BEGIN Dataset entries
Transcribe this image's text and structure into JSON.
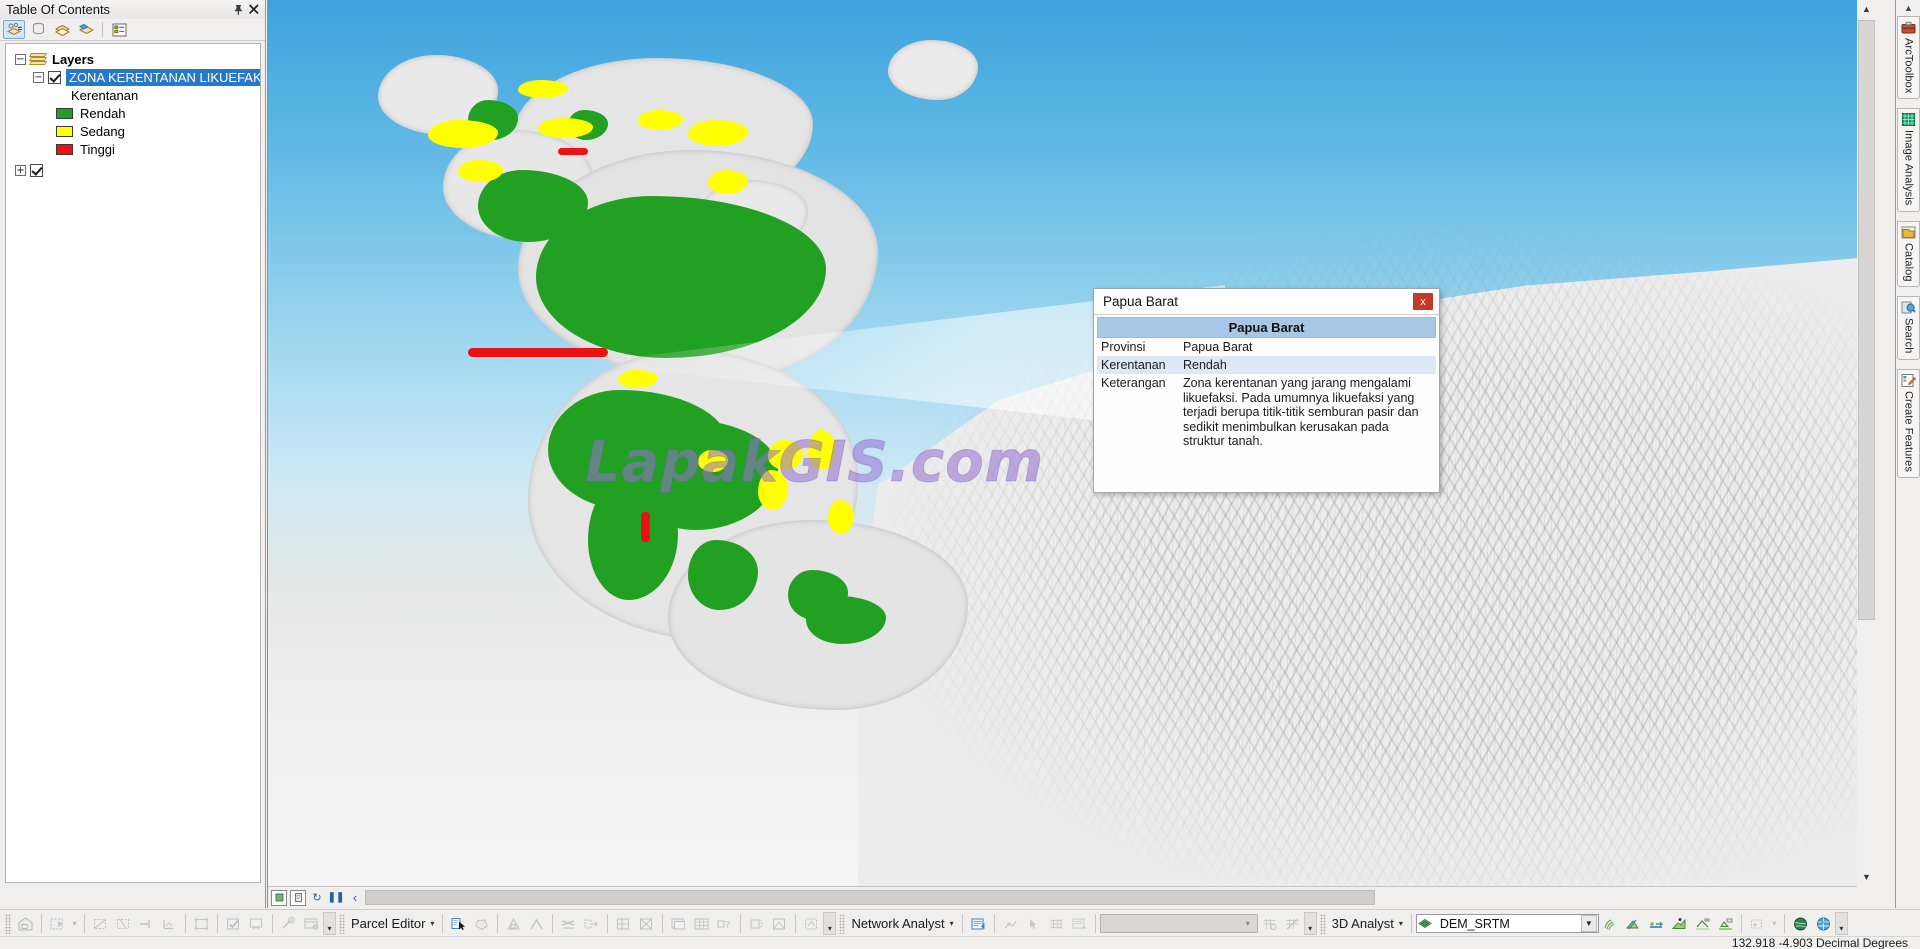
{
  "toc": {
    "title": "Table Of Contents",
    "pin_icon": "pin-icon",
    "close_icon": "close-icon",
    "toolbar": [
      {
        "name": "list-by-drawing-order-icon",
        "selected": true
      },
      {
        "name": "list-by-source-icon",
        "selected": false
      },
      {
        "name": "list-by-visibility-icon",
        "selected": false
      },
      {
        "name": "list-by-selection-icon",
        "selected": false
      },
      {
        "name": "options-icon",
        "selected": false
      }
    ],
    "tree": {
      "root_label": "Layers",
      "layer_label": "ZONA KERENTANAN LIKUEFAKSI",
      "field_label": "Kerentanan",
      "classes": [
        {
          "label": "Rendah",
          "color": "#22a022"
        },
        {
          "label": "Sedang",
          "color": "#ffff00"
        },
        {
          "label": "Tinggi",
          "color": "#ee1111"
        }
      ]
    }
  },
  "map": {
    "watermark": "LapakGIS.com",
    "nav_buttons": [
      {
        "name": "data-view-button",
        "glyph": "▣"
      },
      {
        "name": "layout-view-button",
        "glyph": "☷"
      },
      {
        "name": "refresh-view-button",
        "glyph": "↻"
      },
      {
        "name": "pause-drawing-button",
        "glyph": "❚❚"
      },
      {
        "name": "previous-extent-button",
        "glyph": "‹"
      }
    ]
  },
  "popup": {
    "window_title": "Papua Barat",
    "close_label": "x",
    "header": "Papua Barat",
    "rows": [
      {
        "key": "Provinsi",
        "value": "Papua Barat",
        "alt": false
      },
      {
        "key": "Kerentanan",
        "value": "Rendah",
        "alt": true
      },
      {
        "key": "Keterangan",
        "value": "Zona kerentanan yang jarang mengalami likuefaksi. Pada umumnya likuefaksi yang terjadi berupa titik-titik semburan pasir dan sedikit menimbulkan kerusakan pada struktur tanah.",
        "alt": false
      }
    ]
  },
  "right_dock": {
    "collapse_icon": "chevron-up-icon",
    "tabs": [
      {
        "label": "ArcToolbox",
        "icon": "toolbox-icon",
        "color": "#b5452f"
      },
      {
        "label": "Image Analysis",
        "icon": "image-analysis-icon",
        "color": "#13a06a"
      },
      {
        "label": "Catalog",
        "icon": "catalog-icon",
        "color": "#d8a81f"
      },
      {
        "label": "Search",
        "icon": "search-icon",
        "color": "#3b8fd0"
      },
      {
        "label": "Create Features",
        "icon": "create-features-icon",
        "color": "#cf6a2a"
      }
    ]
  },
  "toolbars": {
    "editor": {
      "items": [
        {
          "name": "editor-home-icon",
          "glyph": "⌂",
          "disabled": true
        },
        {
          "name": "edit-vertices-icon",
          "glyph": "⬚",
          "disabled": true
        },
        {
          "name": "edit-vertices-dropdown",
          "glyph": "▾",
          "disabled": true
        },
        {
          "name": "reshape-feature-icon",
          "glyph": "⬚",
          "disabled": true
        },
        {
          "name": "cut-polygons-icon",
          "glyph": "⬚",
          "disabled": true
        },
        {
          "name": "split-icon",
          "glyph": "⊣",
          "disabled": true
        },
        {
          "name": "construct-points-icon",
          "glyph": "⌐",
          "disabled": true
        },
        {
          "name": "topology-edit-icon",
          "glyph": "⬚",
          "disabled": true
        },
        {
          "name": "validate-features-icon",
          "glyph": "✔",
          "disabled": true
        },
        {
          "name": "attributes-icon",
          "glyph": "☑",
          "disabled": true
        },
        {
          "name": "snapping-icon",
          "glyph": "⊕",
          "disabled": true
        },
        {
          "name": "create-features-window-icon",
          "glyph": "⊟",
          "disabled": true
        }
      ],
      "overflow_glyph": "▾"
    },
    "parcel_editor": {
      "label": "Parcel Editor",
      "caret": "▾",
      "items": [
        {
          "name": "parcel-select-icon",
          "glyph": "➤",
          "disabled": false
        },
        {
          "name": "parcel-polygon-icon",
          "glyph": "⬟",
          "disabled": true
        },
        {
          "name": "parcel-construction-icon",
          "glyph": "△",
          "disabled": true
        },
        {
          "name": "parcel-lines-icon",
          "glyph": "∧",
          "disabled": true
        },
        {
          "name": "parcel-join-icon",
          "glyph": "⨉",
          "disabled": true
        },
        {
          "name": "parcel-merge-icon",
          "glyph": "⬚",
          "disabled": true
        },
        {
          "name": "parcel-division-icon",
          "glyph": "⬚",
          "disabled": true
        },
        {
          "name": "parcel-remainder-icon",
          "glyph": "⬚",
          "disabled": true
        },
        {
          "name": "parcel-details-icon",
          "glyph": "☷",
          "disabled": true
        },
        {
          "name": "parcel-table-icon",
          "glyph": "▦",
          "disabled": true
        },
        {
          "name": "parcel-query-icon",
          "glyph": "?",
          "disabled": true
        },
        {
          "name": "parcel-history-icon",
          "glyph": "◔",
          "disabled": true
        },
        {
          "name": "parcel-plan-icon",
          "glyph": "⬚",
          "disabled": true
        },
        {
          "name": "parcel-explorer-icon",
          "glyph": "⬚",
          "disabled": true
        }
      ],
      "overflow_glyph": "▾"
    },
    "network_analyst": {
      "label": "Network Analyst",
      "caret": "▾",
      "items": [
        {
          "name": "network-analyst-window-icon",
          "glyph": "☰",
          "disabled": false
        },
        {
          "name": "create-network-location-icon",
          "glyph": "✙",
          "disabled": true
        },
        {
          "name": "select-network-location-icon",
          "glyph": "➤",
          "disabled": true
        },
        {
          "name": "build-network-icon",
          "glyph": "▦",
          "disabled": true
        },
        {
          "name": "directions-window-icon",
          "glyph": "☷",
          "disabled": true
        }
      ],
      "combo_value": "",
      "combo_arrow": "▾",
      "trailing_items": [
        {
          "name": "solve-icon",
          "glyph": "▦",
          "disabled": true
        },
        {
          "name": "network-dataset-icon",
          "glyph": "⨉",
          "disabled": true
        }
      ],
      "overflow_glyph": "▾"
    },
    "analyst_3d": {
      "label": "3D Analyst",
      "caret": "▾",
      "layer_icon": "surface-layer-icon",
      "layer_value": "DEM_SRTM",
      "combo_arrow": "▼",
      "items": [
        {
          "name": "contour-tool-icon",
          "glyph": "≋",
          "disabled": false
        },
        {
          "name": "steepest-path-icon",
          "glyph": "↗",
          "disabled": false
        },
        {
          "name": "line-of-sight-icon",
          "glyph": "⟶",
          "disabled": false
        },
        {
          "name": "profile-graph-icon",
          "glyph": "↗",
          "disabled": false
        },
        {
          "name": "interpolate-line-icon",
          "glyph": "╱",
          "disabled": false
        },
        {
          "name": "interpolate-polygon-icon",
          "glyph": "⬟",
          "disabled": false
        },
        {
          "name": "create-steepest-path-icon",
          "glyph": "⬟",
          "disabled": false
        },
        {
          "name": "3d-effects-icon",
          "glyph": "✦",
          "disabled": true
        },
        {
          "name": "3d-effects-dropdown",
          "glyph": "▾",
          "disabled": true
        },
        {
          "name": "arcscene-icon",
          "glyph": "●",
          "disabled": false
        },
        {
          "name": "arcglobe-icon",
          "glyph": "●",
          "disabled": false
        }
      ],
      "overflow_glyph": "▾"
    }
  },
  "status": {
    "coordinates": "132.918  -4.903 Decimal Degrees"
  }
}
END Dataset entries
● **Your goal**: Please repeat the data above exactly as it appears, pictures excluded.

● **Output of the task**:
Transcribe this image's text and structure into JSON.
{
  "toc": {
    "title": "Table Of Contents",
    "pin_icon": "pin-icon",
    "close_icon": "close-icon",
    "toolbar": [
      {
        "name": "list-by-drawing-order-icon",
        "selected": true
      },
      {
        "name": "list-by-source-icon",
        "selected": false
      },
      {
        "name": "list-by-visibility-icon",
        "selected": false
      },
      {
        "name": "list-by-selection-icon",
        "selected": false
      },
      {
        "name": "options-icon",
        "selected": false
      }
    ],
    "tree": {
      "root_label": "Layers",
      "layer_label": "ZONA KERENTANAN LIKUEFAKSI",
      "field_label": "Kerentanan",
      "classes": [
        {
          "label": "Rendah",
          "color": "#22a022"
        },
        {
          "label": "Sedang",
          "color": "#ffff00"
        },
        {
          "label": "Tinggi",
          "color": "#ee1111"
        }
      ]
    }
  },
  "map": {
    "watermark": "LapakGIS.com",
    "nav_buttons": [
      {
        "name": "data-view-button",
        "glyph": "▣"
      },
      {
        "name": "layout-view-button",
        "glyph": "☷"
      },
      {
        "name": "refresh-view-button",
        "glyph": "↻"
      },
      {
        "name": "pause-drawing-button",
        "glyph": "❚❚"
      },
      {
        "name": "previous-extent-button",
        "glyph": "‹"
      }
    ]
  },
  "popup": {
    "window_title": "Papua Barat",
    "close_label": "x",
    "header": "Papua Barat",
    "rows": [
      {
        "key": "Provinsi",
        "value": "Papua Barat",
        "alt": false
      },
      {
        "key": "Kerentanan",
        "value": "Rendah",
        "alt": true
      },
      {
        "key": "Keterangan",
        "value": "Zona kerentanan yang jarang mengalami likuefaksi. Pada umumnya likuefaksi yang terjadi berupa titik-titik semburan pasir dan sedikit menimbulkan kerusakan pada struktur tanah.",
        "alt": false
      }
    ]
  },
  "right_dock": {
    "collapse_icon": "chevron-up-icon",
    "tabs": [
      {
        "label": "ArcToolbox",
        "icon": "toolbox-icon",
        "color": "#b5452f"
      },
      {
        "label": "Image Analysis",
        "icon": "image-analysis-icon",
        "color": "#13a06a"
      },
      {
        "label": "Catalog",
        "icon": "catalog-icon",
        "color": "#d8a81f"
      },
      {
        "label": "Search",
        "icon": "search-icon",
        "color": "#3b8fd0"
      },
      {
        "label": "Create Features",
        "icon": "create-features-icon",
        "color": "#cf6a2a"
      }
    ]
  },
  "toolbars": {
    "editor": {
      "items": [
        {
          "name": "editor-home-icon",
          "glyph": "⌂",
          "disabled": true
        },
        {
          "name": "edit-vertices-icon",
          "glyph": "⬚",
          "disabled": true
        },
        {
          "name": "edit-vertices-dropdown",
          "glyph": "▾",
          "disabled": true
        },
        {
          "name": "reshape-feature-icon",
          "glyph": "⬚",
          "disabled": true
        },
        {
          "name": "cut-polygons-icon",
          "glyph": "⬚",
          "disabled": true
        },
        {
          "name": "split-icon",
          "glyph": "⊣",
          "disabled": true
        },
        {
          "name": "construct-points-icon",
          "glyph": "⌐",
          "disabled": true
        },
        {
          "name": "topology-edit-icon",
          "glyph": "⬚",
          "disabled": true
        },
        {
          "name": "validate-features-icon",
          "glyph": "✔",
          "disabled": true
        },
        {
          "name": "attributes-icon",
          "glyph": "☑",
          "disabled": true
        },
        {
          "name": "snapping-icon",
          "glyph": "⊕",
          "disabled": true
        },
        {
          "name": "create-features-window-icon",
          "glyph": "⊟",
          "disabled": true
        }
      ],
      "overflow_glyph": "▾"
    },
    "parcel_editor": {
      "label": "Parcel Editor",
      "caret": "▾",
      "items": [
        {
          "name": "parcel-select-icon",
          "glyph": "➤",
          "disabled": false
        },
        {
          "name": "parcel-polygon-icon",
          "glyph": "⬟",
          "disabled": true
        },
        {
          "name": "parcel-construction-icon",
          "glyph": "△",
          "disabled": true
        },
        {
          "name": "parcel-lines-icon",
          "glyph": "∧",
          "disabled": true
        },
        {
          "name": "parcel-join-icon",
          "glyph": "⨉",
          "disabled": true
        },
        {
          "name": "parcel-merge-icon",
          "glyph": "⬚",
          "disabled": true
        },
        {
          "name": "parcel-division-icon",
          "glyph": "⬚",
          "disabled": true
        },
        {
          "name": "parcel-remainder-icon",
          "glyph": "⬚",
          "disabled": true
        },
        {
          "name": "parcel-details-icon",
          "glyph": "☷",
          "disabled": true
        },
        {
          "name": "parcel-table-icon",
          "glyph": "▦",
          "disabled": true
        },
        {
          "name": "parcel-query-icon",
          "glyph": "?",
          "disabled": true
        },
        {
          "name": "parcel-history-icon",
          "glyph": "◔",
          "disabled": true
        },
        {
          "name": "parcel-plan-icon",
          "glyph": "⬚",
          "disabled": true
        },
        {
          "name": "parcel-explorer-icon",
          "glyph": "⬚",
          "disabled": true
        }
      ],
      "overflow_glyph": "▾"
    },
    "network_analyst": {
      "label": "Network Analyst",
      "caret": "▾",
      "items": [
        {
          "name": "network-analyst-window-icon",
          "glyph": "☰",
          "disabled": false
        },
        {
          "name": "create-network-location-icon",
          "glyph": "✙",
          "disabled": true
        },
        {
          "name": "select-network-location-icon",
          "glyph": "➤",
          "disabled": true
        },
        {
          "name": "build-network-icon",
          "glyph": "▦",
          "disabled": true
        },
        {
          "name": "directions-window-icon",
          "glyph": "☷",
          "disabled": true
        }
      ],
      "combo_value": "",
      "combo_arrow": "▾",
      "trailing_items": [
        {
          "name": "solve-icon",
          "glyph": "▦",
          "disabled": true
        },
        {
          "name": "network-dataset-icon",
          "glyph": "⨉",
          "disabled": true
        }
      ],
      "overflow_glyph": "▾"
    },
    "analyst_3d": {
      "label": "3D Analyst",
      "caret": "▾",
      "layer_icon": "surface-layer-icon",
      "layer_value": "DEM_SRTM",
      "combo_arrow": "▼",
      "items": [
        {
          "name": "contour-tool-icon",
          "glyph": "≋",
          "disabled": false
        },
        {
          "name": "steepest-path-icon",
          "glyph": "↗",
          "disabled": false
        },
        {
          "name": "line-of-sight-icon",
          "glyph": "⟶",
          "disabled": false
        },
        {
          "name": "profile-graph-icon",
          "glyph": "↗",
          "disabled": false
        },
        {
          "name": "interpolate-line-icon",
          "glyph": "╱",
          "disabled": false
        },
        {
          "name": "interpolate-polygon-icon",
          "glyph": "⬟",
          "disabled": false
        },
        {
          "name": "create-steepest-path-icon",
          "glyph": "⬟",
          "disabled": false
        },
        {
          "name": "3d-effects-icon",
          "glyph": "✦",
          "disabled": true
        },
        {
          "name": "3d-effects-dropdown",
          "glyph": "▾",
          "disabled": true
        },
        {
          "name": "arcscene-icon",
          "glyph": "●",
          "disabled": false
        },
        {
          "name": "arcglobe-icon",
          "glyph": "●",
          "disabled": false
        }
      ],
      "overflow_glyph": "▾"
    }
  },
  "status": {
    "coordinates": "132.918  -4.903 Decimal Degrees"
  }
}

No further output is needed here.